Going back to February 20, 1964 the Palm Beach Post newspaper published an article titled, “Currency Use Proposal Would Help Foreigners.”  The proposal mentioned in the news story was an idea proposed by Tom Hall Miller, president of American Partners, Inc., and it was presented to the House Agriculture Subcommittee in Washington, D.C.  The article read in part:

American Partners, Miller told the committee, is incorporated as a District of Columbia nonprofit corporation, former less than 2 years ago, to promote the private enterprise concept at the grassroots level in developing countries by recruiting the interest of U.S. citizens and organizations in giving financial and technical help to establish and expand small businesses in countries requiring such assistance.

The Republican party held a “Grass Roots Conference” in Springfield, Illinois back in 1935 in the midst of the Great Depression.  The Milwaukee Journal reported on this in the June 12, 1935 edition in an article entitled, “Grass Roots Conversion” that began with this paragraph:

The only proposals of the Grass Roots convention for reviving and regenerating the Republican party are bodily taken over from the Roosevelt program.  This is the significant, almost sensational, thing in the resolutions adopted at Springfield.  Where they go beyond the Republican platform of 1932, they go with Roosevelt.

The misperception of the term is that its earliest use was by Senator Albert Jeremiah Beveridge of Indiana in a speech he gave at the Progressive Party Convention of 1912 where he was quoted as saying, “This party has come from the grass roots.

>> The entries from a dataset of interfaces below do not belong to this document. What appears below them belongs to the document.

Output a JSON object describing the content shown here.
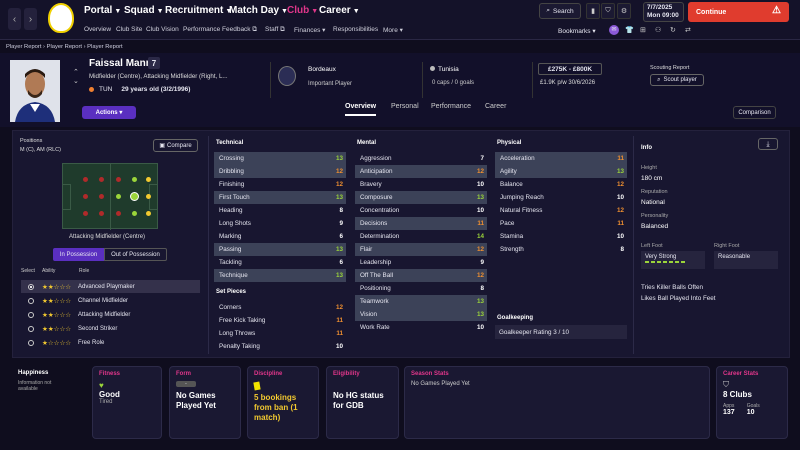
{
  "topbar": {
    "menus": [
      "Portal",
      "Squad",
      "Recruitment",
      "Match Day",
      "Club",
      "Career"
    ],
    "submenu": [
      "Overview",
      "Club Site",
      "Club Vision",
      "Performance Feedback",
      "Staff",
      "Finances",
      "Responsibilities",
      "More"
    ],
    "search": "Search",
    "bookmarks": "Bookmarks",
    "date": "7/7/2025",
    "day_time": "Mon  09:00",
    "continue": "Continue"
  },
  "breadcrumb": "Player Report  ›  Player Report  ›  Player Report",
  "player": {
    "name": "Faissal Mannai",
    "number": "7",
    "position": "Midfielder (Centre), Attacking Midfielder (Right, L...",
    "nationality": "TUN",
    "age": "29 years old (3/2/1996)",
    "actions": "Actions",
    "club": "Bordeaux",
    "status": "Important Player",
    "country": "Tunisia",
    "caps": "0 caps / 0 goals",
    "value": "£275K - £800K",
    "wage": "£1.9K p/w  30/6/2026",
    "scouting_title": "Scouting Report",
    "scout_btn": "Scout player"
  },
  "tabs": [
    "Overview",
    "Personal",
    "Performance",
    "Career"
  ],
  "comparison": "Comparison",
  "positions": {
    "title": "Positions",
    "value": "M (C), AM (RLC)",
    "compare": "Compare",
    "role_caption": "Attacking Midfielder (Centre)",
    "in_poss": "In Possession",
    "out_poss": "Out of Possession",
    "headers": [
      "Select",
      "Ability",
      "Role"
    ],
    "roles": [
      {
        "name": "Advanced Playmaker",
        "stars": "★★☆☆☆"
      },
      {
        "name": "Channel Midfielder",
        "stars": "★★☆☆☆"
      },
      {
        "name": "Attacking Midfielder",
        "stars": "★★☆☆☆"
      },
      {
        "name": "Second Striker",
        "stars": "★★☆☆☆"
      },
      {
        "name": "Free Role",
        "stars": "★☆☆☆☆"
      }
    ]
  },
  "technical": {
    "title": "Technical",
    "rows": [
      [
        "Crossing",
        "13"
      ],
      [
        "Dribbling",
        "12"
      ],
      [
        "Finishing",
        "12"
      ],
      [
        "First Touch",
        "13"
      ],
      [
        "Heading",
        "8"
      ],
      [
        "Long Shots",
        "9"
      ],
      [
        "Marking",
        "6"
      ],
      [
        "Passing",
        "13"
      ],
      [
        "Tackling",
        "6"
      ],
      [
        "Technique",
        "13"
      ]
    ]
  },
  "setpieces": {
    "title": "Set Pieces",
    "rows": [
      [
        "Corners",
        "12"
      ],
      [
        "Free Kick Taking",
        "11"
      ],
      [
        "Long Throws",
        "11"
      ],
      [
        "Penalty Taking",
        "10"
      ]
    ]
  },
  "mental": {
    "title": "Mental",
    "rows": [
      [
        "Aggression",
        "7"
      ],
      [
        "Anticipation",
        "12"
      ],
      [
        "Bravery",
        "10"
      ],
      [
        "Composure",
        "13"
      ],
      [
        "Concentration",
        "10"
      ],
      [
        "Decisions",
        "11"
      ],
      [
        "Determination",
        "14"
      ],
      [
        "Flair",
        "12"
      ],
      [
        "Leadership",
        "9"
      ],
      [
        "Off The Ball",
        "12"
      ],
      [
        "Positioning",
        "8"
      ],
      [
        "Teamwork",
        "13"
      ],
      [
        "Vision",
        "13"
      ],
      [
        "Work Rate",
        "10"
      ]
    ]
  },
  "physical": {
    "title": "Physical",
    "rows": [
      [
        "Acceleration",
        "11"
      ],
      [
        "Agility",
        "13"
      ],
      [
        "Balance",
        "12"
      ],
      [
        "Jumping Reach",
        "10"
      ],
      [
        "Natural Fitness",
        "12"
      ],
      [
        "Pace",
        "11"
      ],
      [
        "Stamina",
        "10"
      ],
      [
        "Strength",
        "8"
      ]
    ]
  },
  "goalkeeping": {
    "title": "Goalkeeping",
    "rating": "Goalkeeper Rating  3 / 10"
  },
  "info": {
    "title": "Info",
    "height_label": "Height",
    "height": "180 cm",
    "rep_label": "Reputation",
    "rep": "National",
    "pers_label": "Personality",
    "pers": "Balanced",
    "lf_label": "Left Foot",
    "lf": "Very Strong",
    "rf_label": "Right Foot",
    "rf": "Reasonable",
    "traits": [
      "Tries Killer Balls Often",
      "Likes Ball Played Into Feet"
    ]
  },
  "cards": {
    "happiness": {
      "title": "Happiness",
      "text": "Information not available"
    },
    "fitness": {
      "title": "Fitness",
      "big": "Good",
      "sm": "Tired"
    },
    "form": {
      "title": "Form",
      "badge": "-",
      "big": "No Games Played Yet"
    },
    "discipline": {
      "title": "Discipline",
      "big": "5 bookings from ban (1 match)"
    },
    "eligibility": {
      "title": "Eligibility",
      "big": "No HG status for GDB"
    },
    "season": {
      "title": "Season Stats",
      "text": "No Games Played Yet"
    },
    "career": {
      "title": "Career Stats",
      "big": "8 Clubs",
      "apps_label": "Apps",
      "apps": "137",
      "goals_label": "Goals",
      "goals": "10"
    }
  },
  "colors": {
    "accent": "#e0368a",
    "continue": "#e03c2e",
    "actions": "#5a2fc0"
  }
}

It has grown from the soil of people’s hard necessities.”  However, there are earlier instances of the idiom being used in its current spirit that dates to before its utterance in 1912.

New York Tribune of September 09, 1907 reported:

In regard to his political views Mr. Perry has issued the following terse platform: “I am for a square deal, grass root representation, for keeping close to the people, against ring rule and for fair treatment.”

The Mr. Perry mentioned in the article was Adolphus Edward Perry (1867 – 1939) who, at the time, was the vice-chairman of the Oklahoma State Committee.  In political parlance, he was known as “Dynamite Ed.”  He was a man with an interesting past, having been born in Montreal, Quebec, Canada of American parents, and contributing greatly to the state of Oklahoma as an adult.

Jay Elmer House published a collection of short stories in 1905.  In the Foreword to his book, the author stated that “the people of whom I have written I knew intimately and well.  Most of them were, and are, my close friends.  In only one or two instances have I taken the trouble to conceal their identity under assumed names.  In nearly every incident or episode spread upon these pages I had a part.  It always seemed to me that the humble folk I knew in boyhood were as interesting as those of more pretentious circumstances with whom my lot has fallen in later years.”  This clearly explains the reason for entitling the book, “At The Grassroots.”

All that being shared, the term actually is a mining term that dates back to the 1870s, and refers to the soil just beneath the ground’s surface.  During the Gold Rush, advertisers oftentimes teased potential speculators with tales of gold being found “at the grass-roots” with the most basic of tools.  Unfortunately, more often than not, speculators who took these advertisers at their words found nothing but hard rock “at the grass-roots” whether they used basic tools or fancier tools, and came away with no gold at all.

The sense that basic tools could be used “at the grass-roots” grew into the sense that grass-roots meant getting back to basics.  For that reason, the literal sense of the idiom dates back to the mid-1870s while the figurative sense dates back to shortly thereafter.

Advertisements

One Response to “Grassroots”

  1. […] « Grassroots […]

Leave a Reply

Fill in your details below or click an icon to log in:

WordPress.com Logo

You are commenting using your WordPress.com account. Log Out / Change )

Twitter picture

You are commenting using your Twitter account. Log Out / Change )

Facebook photo

You are commenting using your Facebook account. Log Out / Change )

Google+ photo

You are commenting using your Google+ account. Log Out / Change )

Connecting to %s

 
%d bloggers like this: